■ Requirement
Reproduce the following entries verbatim, each one complete.

[Items from an interface collection]
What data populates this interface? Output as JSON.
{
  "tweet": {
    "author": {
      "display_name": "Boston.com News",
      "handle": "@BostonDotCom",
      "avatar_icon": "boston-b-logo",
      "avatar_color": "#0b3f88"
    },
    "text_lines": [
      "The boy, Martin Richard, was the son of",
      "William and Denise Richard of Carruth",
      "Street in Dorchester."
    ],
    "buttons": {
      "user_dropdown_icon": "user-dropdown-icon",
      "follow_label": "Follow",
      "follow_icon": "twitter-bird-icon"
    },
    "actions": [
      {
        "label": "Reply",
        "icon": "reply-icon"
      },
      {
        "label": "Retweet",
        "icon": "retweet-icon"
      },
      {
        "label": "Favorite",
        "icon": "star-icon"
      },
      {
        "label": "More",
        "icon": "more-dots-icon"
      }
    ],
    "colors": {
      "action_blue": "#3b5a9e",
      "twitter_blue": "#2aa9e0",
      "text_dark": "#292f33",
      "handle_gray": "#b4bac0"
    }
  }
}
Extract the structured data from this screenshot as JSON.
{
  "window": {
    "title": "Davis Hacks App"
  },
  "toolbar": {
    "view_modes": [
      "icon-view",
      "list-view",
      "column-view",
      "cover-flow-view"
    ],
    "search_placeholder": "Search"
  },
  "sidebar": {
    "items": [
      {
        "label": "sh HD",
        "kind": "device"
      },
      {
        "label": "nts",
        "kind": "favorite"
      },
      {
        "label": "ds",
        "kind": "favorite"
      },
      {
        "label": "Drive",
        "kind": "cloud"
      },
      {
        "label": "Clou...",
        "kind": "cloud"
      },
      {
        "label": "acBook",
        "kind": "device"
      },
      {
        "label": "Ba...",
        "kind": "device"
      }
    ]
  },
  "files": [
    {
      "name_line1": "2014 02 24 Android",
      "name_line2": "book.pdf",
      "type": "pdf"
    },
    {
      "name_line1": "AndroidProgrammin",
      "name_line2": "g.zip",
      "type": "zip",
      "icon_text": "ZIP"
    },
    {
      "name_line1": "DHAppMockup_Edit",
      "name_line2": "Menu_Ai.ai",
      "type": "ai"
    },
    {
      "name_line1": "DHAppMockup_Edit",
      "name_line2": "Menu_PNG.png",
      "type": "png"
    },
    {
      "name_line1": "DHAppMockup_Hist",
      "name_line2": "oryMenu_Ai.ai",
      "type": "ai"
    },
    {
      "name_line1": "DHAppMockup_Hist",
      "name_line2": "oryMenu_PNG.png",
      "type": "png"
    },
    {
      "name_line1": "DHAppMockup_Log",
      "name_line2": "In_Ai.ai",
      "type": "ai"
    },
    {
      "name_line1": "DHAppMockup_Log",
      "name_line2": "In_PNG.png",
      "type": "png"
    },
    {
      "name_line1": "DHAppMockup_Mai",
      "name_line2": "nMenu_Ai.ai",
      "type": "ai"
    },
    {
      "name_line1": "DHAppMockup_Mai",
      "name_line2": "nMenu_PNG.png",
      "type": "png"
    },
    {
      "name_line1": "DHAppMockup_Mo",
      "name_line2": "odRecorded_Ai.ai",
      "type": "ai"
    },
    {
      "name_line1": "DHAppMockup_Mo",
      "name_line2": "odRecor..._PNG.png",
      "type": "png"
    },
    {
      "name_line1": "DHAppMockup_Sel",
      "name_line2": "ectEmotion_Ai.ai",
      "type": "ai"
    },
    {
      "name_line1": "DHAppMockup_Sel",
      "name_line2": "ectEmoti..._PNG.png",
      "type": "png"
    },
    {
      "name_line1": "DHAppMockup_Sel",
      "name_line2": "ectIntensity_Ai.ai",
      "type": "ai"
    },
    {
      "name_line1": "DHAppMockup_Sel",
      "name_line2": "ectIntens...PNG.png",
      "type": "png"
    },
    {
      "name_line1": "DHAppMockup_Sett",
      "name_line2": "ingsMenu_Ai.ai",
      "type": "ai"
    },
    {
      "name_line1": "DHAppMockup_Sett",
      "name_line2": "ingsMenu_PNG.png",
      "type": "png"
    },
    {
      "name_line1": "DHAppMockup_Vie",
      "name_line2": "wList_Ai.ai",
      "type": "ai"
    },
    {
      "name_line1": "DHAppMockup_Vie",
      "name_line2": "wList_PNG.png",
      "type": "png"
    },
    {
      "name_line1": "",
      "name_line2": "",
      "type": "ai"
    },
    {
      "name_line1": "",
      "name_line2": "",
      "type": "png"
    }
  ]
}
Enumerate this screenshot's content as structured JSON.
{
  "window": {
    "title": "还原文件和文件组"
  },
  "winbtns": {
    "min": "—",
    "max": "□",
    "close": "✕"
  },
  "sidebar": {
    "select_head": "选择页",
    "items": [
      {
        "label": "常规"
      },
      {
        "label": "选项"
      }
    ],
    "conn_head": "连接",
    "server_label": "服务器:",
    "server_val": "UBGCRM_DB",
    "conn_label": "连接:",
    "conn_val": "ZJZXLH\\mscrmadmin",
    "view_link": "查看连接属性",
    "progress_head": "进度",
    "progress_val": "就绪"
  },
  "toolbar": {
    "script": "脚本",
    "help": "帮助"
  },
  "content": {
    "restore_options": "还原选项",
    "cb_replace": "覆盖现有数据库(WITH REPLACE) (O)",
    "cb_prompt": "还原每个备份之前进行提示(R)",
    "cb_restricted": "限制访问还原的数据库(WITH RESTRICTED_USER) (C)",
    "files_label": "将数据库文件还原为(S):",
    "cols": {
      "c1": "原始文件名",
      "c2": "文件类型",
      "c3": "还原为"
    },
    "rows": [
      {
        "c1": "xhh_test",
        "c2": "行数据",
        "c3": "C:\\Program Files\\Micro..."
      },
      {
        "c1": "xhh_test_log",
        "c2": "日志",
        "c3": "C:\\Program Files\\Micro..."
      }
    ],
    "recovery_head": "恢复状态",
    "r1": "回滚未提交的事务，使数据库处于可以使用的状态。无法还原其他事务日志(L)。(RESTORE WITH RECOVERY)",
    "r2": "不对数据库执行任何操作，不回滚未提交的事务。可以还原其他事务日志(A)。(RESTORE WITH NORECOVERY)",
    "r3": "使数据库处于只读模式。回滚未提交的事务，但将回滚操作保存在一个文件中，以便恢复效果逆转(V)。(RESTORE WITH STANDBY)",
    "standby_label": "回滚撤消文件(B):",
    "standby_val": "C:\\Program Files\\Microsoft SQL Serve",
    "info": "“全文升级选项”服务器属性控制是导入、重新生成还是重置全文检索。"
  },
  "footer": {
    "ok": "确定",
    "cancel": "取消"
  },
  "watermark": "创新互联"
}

■ Task answer
What data populates this interface? Output as JSON.
{
  "tweet": {
    "author": {
      "display_name": "Boston.com News",
      "handle": "@BostonDotCom",
      "avatar_icon": "boston-b-logo",
      "avatar_color": "#0b3f88"
    },
    "text_lines": [
      "The boy, Martin Richard, was the son of",
      "William and Denise Richard of Carruth",
      "Street in Dorchester."
    ],
    "buttons": {
      "user_dropdown_icon": "user-dropdown-icon",
      "follow_label": "Follow",
      "follow_icon": "twitter-bird-icon"
    },
    "actions": [
      {
        "label": "Reply",
        "icon": "reply-icon"
      },
      {
        "label": "Retweet",
        "icon": "retweet-icon"
      },
      {
        "label": "Favorite",
        "icon": "star-icon"
      },
      {
        "label": "More",
        "icon": "more-dots-icon"
      }
    ],
    "colors": {
      "action_blue": "#3b5a9e",
      "twitter_blue": "#2aa9e0",
      "text_dark": "#292f33",
      "handle_gray": "#b4bac0"
    }
  }
}
Extract the structured data from this screenshot as JSON.
{
  "window": {
    "title": "Davis Hacks App"
  },
  "toolbar": {
    "view_modes": [
      "icon-view",
      "list-view",
      "column-view",
      "cover-flow-view"
    ],
    "search_placeholder": "Search"
  },
  "sidebar": {
    "items": [
      {
        "label": "sh HD",
        "kind": "device"
      },
      {
        "label": "nts",
        "kind": "favorite"
      },
      {
        "label": "ds",
        "kind": "favorite"
      },
      {
        "label": "Drive",
        "kind": "cloud"
      },
      {
        "label": "Clou...",
        "kind": "cloud"
      },
      {
        "label": "acBook",
        "kind": "device"
      },
      {
        "label": "Ba...",
        "kind": "device"
      }
    ]
  },
  "files": [
    {
      "name_line1": "2014 02 24 Android",
      "name_line2": "book.pdf",
      "type": "pdf"
    },
    {
      "name_line1": "AndroidProgrammin",
      "name_line2": "g.zip",
      "type": "zip",
      "icon_text": "ZIP"
    },
    {
      "name_line1": "DHAppMockup_Edit",
      "name_line2": "Menu_Ai.ai",
      "type": "ai"
    },
    {
      "name_line1": "DHAppMockup_Edit",
      "name_line2": "Menu_PNG.png",
      "type": "png"
    },
    {
      "name_line1": "DHAppMockup_Hist",
      "name_line2": "oryMenu_Ai.ai",
      "type": "ai"
    },
    {
      "name_line1": "DHAppMockup_Hist",
      "name_line2": "oryMenu_PNG.png",
      "type": "png"
    },
    {
      "name_line1": "DHAppMockup_Log",
      "name_line2": "In_Ai.ai",
      "type": "ai"
    },
    {
      "name_line1": "DHAppMockup_Log",
      "name_line2": "In_PNG.png",
      "type": "png"
    },
    {
      "name_line1": "DHAppMockup_Mai",
      "name_line2": "nMenu_Ai.ai",
      "type": "ai"
    },
    {
      "name_line1": "DHAppMockup_Mai",
      "name_line2": "nMenu_PNG.png",
      "type": "png"
    },
    {
      "name_line1": "DHAppMockup_Mo",
      "name_line2": "odRecorded_Ai.ai",
      "type": "ai"
    },
    {
      "name_line1": "DHAppMockup_Mo",
      "name_line2": "odRecor..._PNG.png",
      "type": "png"
    },
    {
      "name_line1": "DHAppMockup_Sel",
      "name_line2": "ectEmotion_Ai.ai",
      "type": "ai"
    },
    {
      "name_line1": "DHAppMockup_Sel",
      "name_line2": "ectEmoti..._PNG.png",
      "type": "png"
    },
    {
      "name_line1": "DHAppMockup_Sel",
      "name_line2": "ectIntensity_Ai.ai",
      "type": "ai"
    },
    {
      "name_line1": "DHAppMockup_Sel",
      "name_line2": "ectIntens...PNG.png",
      "type": "png"
    },
    {
      "name_line1": "DHAppMockup_Sett",
      "name_line2": "ingsMenu_Ai.ai",
      "type": "ai"
    },
    {
      "name_line1": "DHAppMockup_Sett",
      "name_line2": "ingsMenu_PNG.png",
      "type": "png"
    },
    {
      "name_line1": "DHAppMockup_Vie",
      "name_line2": "wList_Ai.ai",
      "type": "ai"
    },
    {
      "name_line1": "DHAppMockup_Vie",
      "name_line2": "wList_PNG.png",
      "type": "png"
    },
    {
      "name_line1": "",
      "name_line2": "",
      "type": "ai"
    },
    {
      "name_line1": "",
      "name_line2": "",
      "type": "png"
    }
  ]
}
Enumerate this screenshot's content as structured JSON.
{
  "window": {
    "title": "还原文件和文件组"
  },
  "winbtns": {
    "min": "—",
    "max": "□",
    "close": "✕"
  },
  "sidebar": {
    "select_head": "选择页",
    "items": [
      {
        "label": "常规"
      },
      {
        "label": "选项"
      }
    ],
    "conn_head": "连接",
    "server_label": "服务器:",
    "server_val": "UBGCRM_DB",
    "conn_label": "连接:",
    "conn_val": "ZJZXLH\\mscrmadmin",
    "view_link": "查看连接属性",
    "progress_head": "进度",
    "progress_val": "就绪"
  },
  "toolbar": {
    "script": "脚本",
    "help": "帮助"
  },
  "content": {
    "restore_options": "还原选项",
    "cb_replace": "覆盖现有数据库(WITH REPLACE) (O)",
    "cb_prompt": "还原每个备份之前进行提示(R)",
    "cb_restricted": "限制访问还原的数据库(WITH RESTRICTED_USER) (C)",
    "files_label": "将数据库文件还原为(S):",
    "cols": {
      "c1": "原始文件名",
      "c2": "文件类型",
      "c3": "还原为"
    },
    "rows": [
      {
        "c1": "xhh_test",
        "c2": "行数据",
        "c3": "C:\\Program Files\\Micro..."
      },
      {
        "c1": "xhh_test_log",
        "c2": "日志",
        "c3": "C:\\Program Files\\Micro..."
      }
    ],
    "recovery_head": "恢复状态",
    "r1": "回滚未提交的事务，使数据库处于可以使用的状态。无法还原其他事务日志(L)。(RESTORE WITH RECOVERY)",
    "r2": "不对数据库执行任何操作，不回滚未提交的事务。可以还原其他事务日志(A)。(RESTORE WITH NORECOVERY)",
    "r3": "使数据库处于只读模式。回滚未提交的事务，但将回滚操作保存在一个文件中，以便恢复效果逆转(V)。(RESTORE WITH STANDBY)",
    "standby_label": "回滚撤消文件(B):",
    "standby_val": "C:\\Program Files\\Microsoft SQL Serve",
    "info": "“全文升级选项”服务器属性控制是导入、重新生成还是重置全文检索。"
  },
  "footer": {
    "ok": "确定",
    "cancel": "取消"
  },
  "watermark": "创新互联"
}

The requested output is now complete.